Review of The Beatles Were Fab 
(and They Were Funny)

beatles

The Beatles Were Fab 
(and They Were Funny) by Kathleen Krull and Paul Brewer; illus. by Stacy Innerst Primary     Harcourt     40 pp. 3/13     978-0-547-50991-4      $16.99 Since the early sixties, the Beatles have defined the musical landscape of the world, influencing generations of listeners and musicians. Beatlemania, from its beginning in Liverpool to the band’s final […]

Peter Rabbit and the Tale of a Fierce Bad Publisher

The Tale of Peter Rabbit by Beatrix Potter

Originality is everything in literature, as in art. “Originals never lose their value,” Ralph Waldo Emerson said. He may have been referring to Shakespeare and Wordsworth, but the statement is just as true of children’s literature. Of course, even originals owe something to the past — “we all quote,” Emerson acknowledged — but he did […]

Review of Water in the Park

water in the park

Water in the Park: A Book About Water & 
the Times of the Day by Emily Jenkins; 
illus. by Stephanie Graegin Primary    Schwartz & Wade/Random    40 pp. 5/13    978-0-375-87002-6    $16.99 Library ed.  978-0-375-97002-3    $19.99 On a warm day, just before six a.m., a city park starts to stir: turtles laze on rocks by the pond, […]

Middle Grade Saved My Life

The Borrowers by Mary Norton
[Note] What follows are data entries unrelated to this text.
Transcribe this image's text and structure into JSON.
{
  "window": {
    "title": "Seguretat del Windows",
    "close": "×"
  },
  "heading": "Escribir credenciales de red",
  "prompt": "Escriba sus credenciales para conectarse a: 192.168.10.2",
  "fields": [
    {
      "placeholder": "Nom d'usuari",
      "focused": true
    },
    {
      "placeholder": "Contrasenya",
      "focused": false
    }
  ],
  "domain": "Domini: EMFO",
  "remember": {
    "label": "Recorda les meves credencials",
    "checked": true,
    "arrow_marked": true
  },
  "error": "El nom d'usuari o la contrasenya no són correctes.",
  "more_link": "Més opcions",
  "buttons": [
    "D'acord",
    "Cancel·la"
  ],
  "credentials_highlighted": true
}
Bad things were done to me when I was small. Lacking adequate physical defenses, I escaped into my imagination, where I could be all-powerful and the scariest monster was the witch in my closet. Imagination expands when exercised; mine grew strong and wily, 
and a pleasure to me, too, when the bad things were in […]

The Amorphous Genre

Bomb by Steve Sheinkin

The Common Core State Standards mandate that, by fourth grade, students will read a balanced ratio of fifty percent fiction and fifty percent nonfiction for school reading assignments. As students age, this ratio gradually begins to favor nonfiction until, by twelfth grade, they will be expected to read seventy percent nonfiction and thirty percent fiction. […]

Editorial: Everybody Wants 
to Be a Teenager

roger_right2

I had to chuckle when I first read Jeanne Birdsall’s article (“Middle Grade Saved My Life”) about the attempted land grab by YA of middle-grade books. Not just in recognition, but at how I see this work in sort-of reverse, too: I’ll get calls from writers and publishers of books for adults, asking if their […]

Danger! Dialogue Ahead

Boys of Steel by Marc Tyler Nobleman

When writing nonfiction, including dialogue can be a dangerous proposition. Several years ago, I asked an author about the snappy dialogue in his nonfiction picture book about a poet. He said the words were a combination of excerpts from the poet’s autobiography and some things the author “rather assumed.” The book, he continued, got “whacked […]

Review of Eleanor & Park

Eleanor & Park

Eleanor & Park by Rainbow Rowell High School    St. Martin’s Griffin    328 pp. 2/13    978-1-250-01257-9    $18.99 e-book ed.  978-1-250-03121-1    $9.99 It’s the start of a new school year in 1986 Omaha when sophomores Eleanor and Park meet for the first time on the bus. They are an unusual pair: she’s the new girl in town, […]

What Makes a Good YA Love Story?

the Statistical Probability of Love at First Sight

It’s a simple formula. Boy meets girl (or, more often, girl meets boy. Or, less frequently, boy meets boy or girl meets girl). Boy and girl fall in love. One loses the other, or some other conflict arises. Then comes the happy ending. This plot, or some variation of it, is one we’ve read over […]

Preview May/June 2013 Horn Book Magazine

may2013cover_200x300

Caroline Fraser examines the sordid publishing history of The Tale of Peter Rabbit. Foreign Correspondence: Karen Jameyson takes us deep into Jeannie Baker’s process for creating the cross-cultural picture book Mirror. Author Jeanne Birdsall stresses the importance of letting middle grade be middle grade. Jonathan Hunt on the future of connecting kids with nonfiction. Caldecott […]